Feminist group UltraViolet warned that Musk’s changes could particularly harm marginalized communities online.
“If this deal goes through, Twitter will become an even more dangerous place for women, threats of online violence against black women and women of color will skyrocket, and anti-trans content will take over user feeds,” UltraViolet communications director Bridget Todd said in a statement.
Musk has given the most concrete insight into his plans for Twitter changes when it comes to the fate of Trump’s account.
Twitter took part the strictest steps of any tech company regarding Trump’s social media accounts after the Capitol attack on January 6, 2021 last year, imposing a permanent ban after deeming the former president’s tweets about the riot that day violated Twitter’s glorification of violent politics. Business leaders repeatedly doubled down that the ban would be permanent, even if Trump runs for re-election.
But Musk has other plans. In May he said he would reverse the ban, calling it a “morally bad decision” and “foolish in the extreme”.
If Trump is allowed back on Twitter, it would give him access to the account he used most to post online when he was running for president and while in office.
It could also influence other platforms to lift the ban on Trump.
“Taking it easy on Twitter and allowing the former president to return to the platform would put pressure on the other platforms to do the same,” Barrett said.
Meta, the new parent company name for Facebook, has already teased potentially letting Trump continue in January. The platform said the temporary suspension of Trump would be reviewed in 2023, two years after it was put in place.
“It’s likely that Meta is going to recover Donald Trump’s Facebook account, but it’s not certain, there’s clearly a window of engagement there. It’s a guarantee that they will restore his Facebook account if Twitter does, that’s a fact,” Carusone said.

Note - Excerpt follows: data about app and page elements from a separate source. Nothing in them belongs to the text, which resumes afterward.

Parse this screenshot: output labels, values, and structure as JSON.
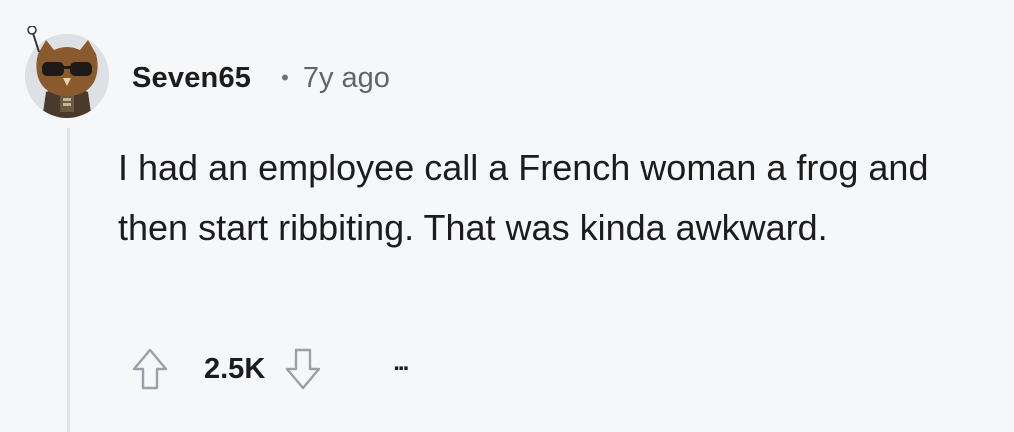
{
  "comment": {
    "username": "Seven65",
    "separator": "•",
    "timestamp": "7y ago",
    "body": "I had an employee call a French woman a frog and then start ribbiting. That was kinda awkward.",
    "score": "2.5K",
    "more": "..."
  },
  "icons": {
    "avatar": "owl-avatar-icon",
    "upvote": "upvote-arrow-icon",
    "downvote": "downvote-arrow-icon",
    "more": "more-options-icon"
  },
  "colors": {
    "background": "#f6f7f9",
    "text": "#1c1c1c",
    "muted": "#5e666d",
    "thread_line": "#dfe3e8",
    "vote_icon": "#9aa0a6"
  }
}
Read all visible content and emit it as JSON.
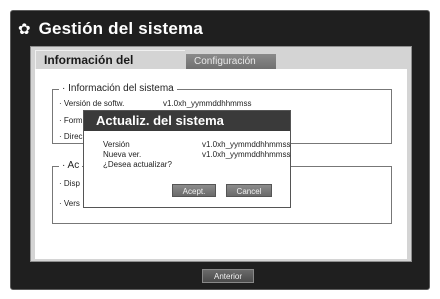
{
  "header": {
    "icon": "gear-icon",
    "title": "Gestión del sistema"
  },
  "tabs": [
    {
      "label": "Información del sistema",
      "active": true
    },
    {
      "label": "Configuración",
      "active": false
    }
  ],
  "system_info": {
    "legend": "· Información del sistema",
    "rows": [
      {
        "label": "· Versión de softw.",
        "value": "v1.0xh_yymmddhhmmss"
      },
      {
        "label": "· Form",
        "value": ""
      },
      {
        "label": "· Direc",
        "value": ""
      }
    ]
  },
  "update_group": {
    "legend": "· Ac",
    "rows": [
      {
        "label": "· Disp",
        "value": ""
      },
      {
        "label": "· Vers",
        "value": ""
      }
    ]
  },
  "dialog": {
    "title": "Actualiz. del sistema",
    "version_label": "Versión",
    "version_value": "v1.0xh_yymmddhhmmss",
    "new_label": "Nueva ver.",
    "new_value": "v1.0xh_yymmddhhmmss",
    "question": "¿Desea actualizar?",
    "accept_label": "Acept.",
    "cancel_label": "Cancel"
  },
  "footer": {
    "prev_label": "Anterior"
  }
}
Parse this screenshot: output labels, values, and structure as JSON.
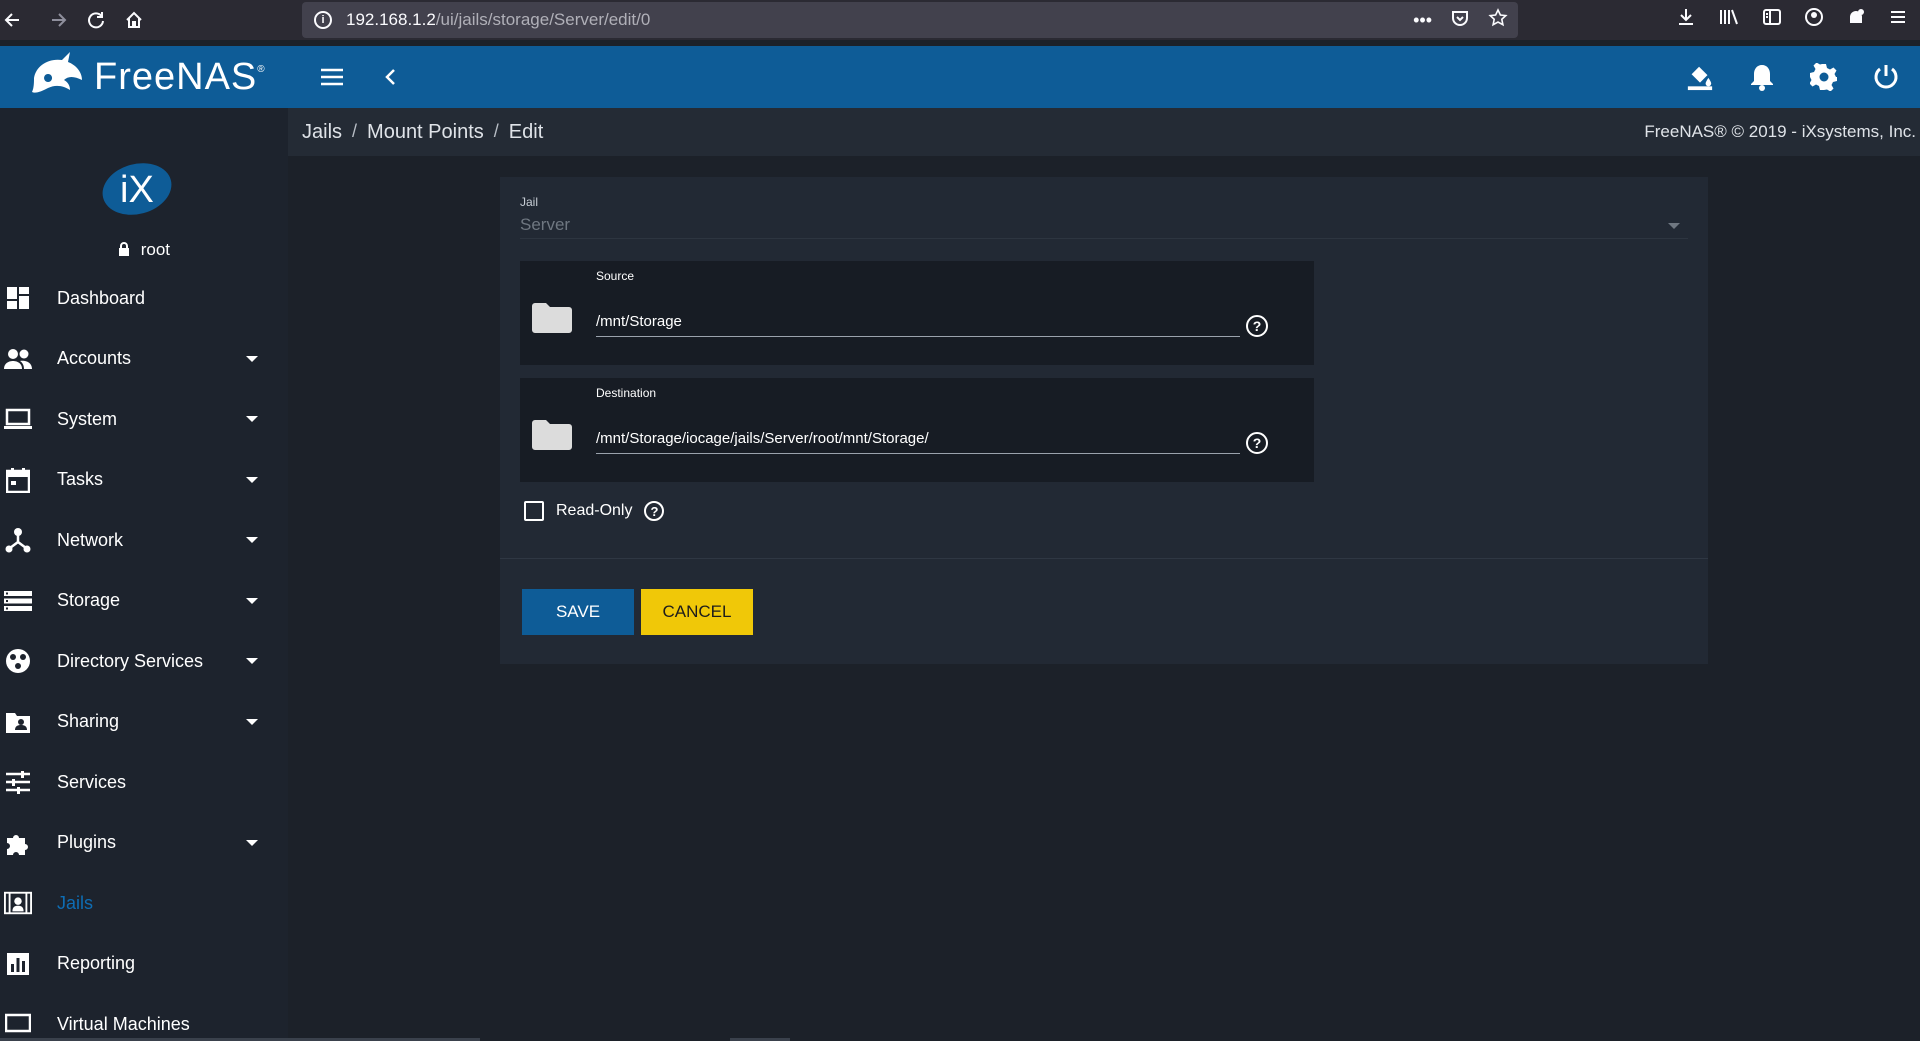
{
  "browser": {
    "url_host": "192.168.1.2",
    "url_path": "/ui/jails/storage/Server/edit/0",
    "more_label": "•••"
  },
  "app": {
    "name": "FreeNAS",
    "trademark": "®",
    "brand_color": "#0e5c97"
  },
  "user": {
    "name": "root"
  },
  "sidebar": {
    "items": [
      {
        "label": "Dashboard",
        "icon": "dashboard-icon",
        "has_caret": false,
        "active": false
      },
      {
        "label": "Accounts",
        "icon": "people-icon",
        "has_caret": true,
        "active": false
      },
      {
        "label": "System",
        "icon": "laptop-icon",
        "has_caret": true,
        "active": false
      },
      {
        "label": "Tasks",
        "icon": "calendar-icon",
        "has_caret": true,
        "active": false
      },
      {
        "label": "Network",
        "icon": "network-icon",
        "has_caret": true,
        "active": false
      },
      {
        "label": "Storage",
        "icon": "storage-icon",
        "has_caret": true,
        "active": false
      },
      {
        "label": "Directory Services",
        "icon": "directory-icon",
        "has_caret": true,
        "active": false
      },
      {
        "label": "Sharing",
        "icon": "sharing-icon",
        "has_caret": true,
        "active": false
      },
      {
        "label": "Services",
        "icon": "tune-icon",
        "has_caret": false,
        "active": false
      },
      {
        "label": "Plugins",
        "icon": "puzzle-icon",
        "has_caret": true,
        "active": false
      },
      {
        "label": "Jails",
        "icon": "jail-icon",
        "has_caret": false,
        "active": true
      },
      {
        "label": "Reporting",
        "icon": "chart-icon",
        "has_caret": false,
        "active": false
      },
      {
        "label": "Virtual Machines",
        "icon": "vm-icon",
        "has_caret": false,
        "active": false
      }
    ]
  },
  "breadcrumb": {
    "items": [
      "Jails",
      "Mount Points",
      "Edit"
    ],
    "separator": "/"
  },
  "copyright": "FreeNAS® © 2019 - iXsystems, Inc.",
  "form": {
    "jail": {
      "label": "Jail",
      "value": "Server"
    },
    "source": {
      "label": "Source",
      "value": "/mnt/Storage"
    },
    "destination": {
      "label": "Destination",
      "value": "/mnt/Storage/iocage/jails/Server/root/mnt/Storage/"
    },
    "read_only": {
      "label": "Read-Only",
      "checked": false
    },
    "help_glyph": "?",
    "save_label": "SAVE",
    "cancel_label": "CANCEL",
    "cancel_color": "#f0c808"
  }
}
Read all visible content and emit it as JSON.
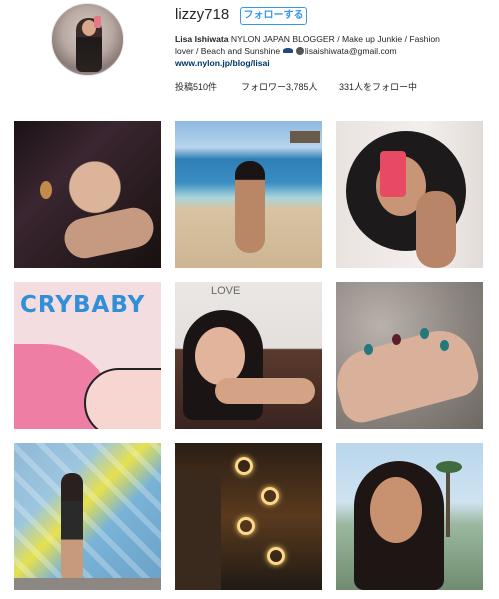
{
  "profile": {
    "username": "lizzy718",
    "follow_button": "フォローする",
    "bio_name": "Lisa Ishiwata",
    "bio_line1": "NYLON JAPAN BLOGGER / Make up Junkie / Fashion",
    "bio_line2": "lover / Beach and Sunshine",
    "bio_email": "lisaishiwata@gmail.com",
    "bio_link": "www.nylon.jp/blog/lisai"
  },
  "stats": {
    "posts": "投稿510件",
    "followers": "フォロワー3,785人",
    "following": "331人をフォロー中"
  },
  "grid": {
    "tile4_text": "CRYBABY",
    "tile5_text": "LOVE"
  },
  "colors": {
    "accent": "#3897f0",
    "link": "#003569",
    "text": "#262626"
  }
}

Allowing Trump, or other figures who have been banned, to return could play a key role leading up to the 2024 election, and in earlier contests.
Carusone said Twitter changing hands could affect the midterm races, and the narrative of their results, pending completion of the deal by the new October deadline.
“I don’t think he’s going to allow Twitter to enforce these policies early, not even immediately. So I think the effects will be less, certainly, in the interim than they will be for 2024, but they will feel them. Especially in the races like are very dense and contentious, he said.
While figures on the left bemoan the potential changes, Musk’s vision for Twitter has been embraced by the right. Republicans, including Rep. Jim Jordan (R-Ohio), who is poised to take control of the House Judiciary Committee if the GOP wins the House in November, cheered Musk’s pressure to buy the company.
“Two things the left hates: Elon Musk and the First Amendment,” Jordan tweeted Wednesday.
Musk’s renewed takeover efforts come as online content moderation faces a tipping point.
Motivated by accusations that tech companies are censoring content with an anti-conservative bias, Republican-led states are trying to put laws in place that would tie the hands of those companies when they try to remove posts or accounts that violate their policies. Florida and Texas are locked in legal challenges with tech industry groups over the laws, and one of the cases is expected to end up before the Supreme Court.
Meanwhile, another case involving technology companies’ controversial liability shield, Section 230 of the Communications Decency Act, is already scheduled to be heard by the nation’s Supreme Court this session.
“The social media industry is now subject to a sort of legal quagmire with people coming at it from very different directions, but all of these approaches, these abuses threaten how the social media industry does business — and I think Elon Musk is a third threat,” Barrett said . “He’s not legislation, and he’s not litigation, but he’s a threat via a volatile personality who’s going to own a big platform and possibly disrupt the general direction toward more self-regulation from that part of that platform in particular.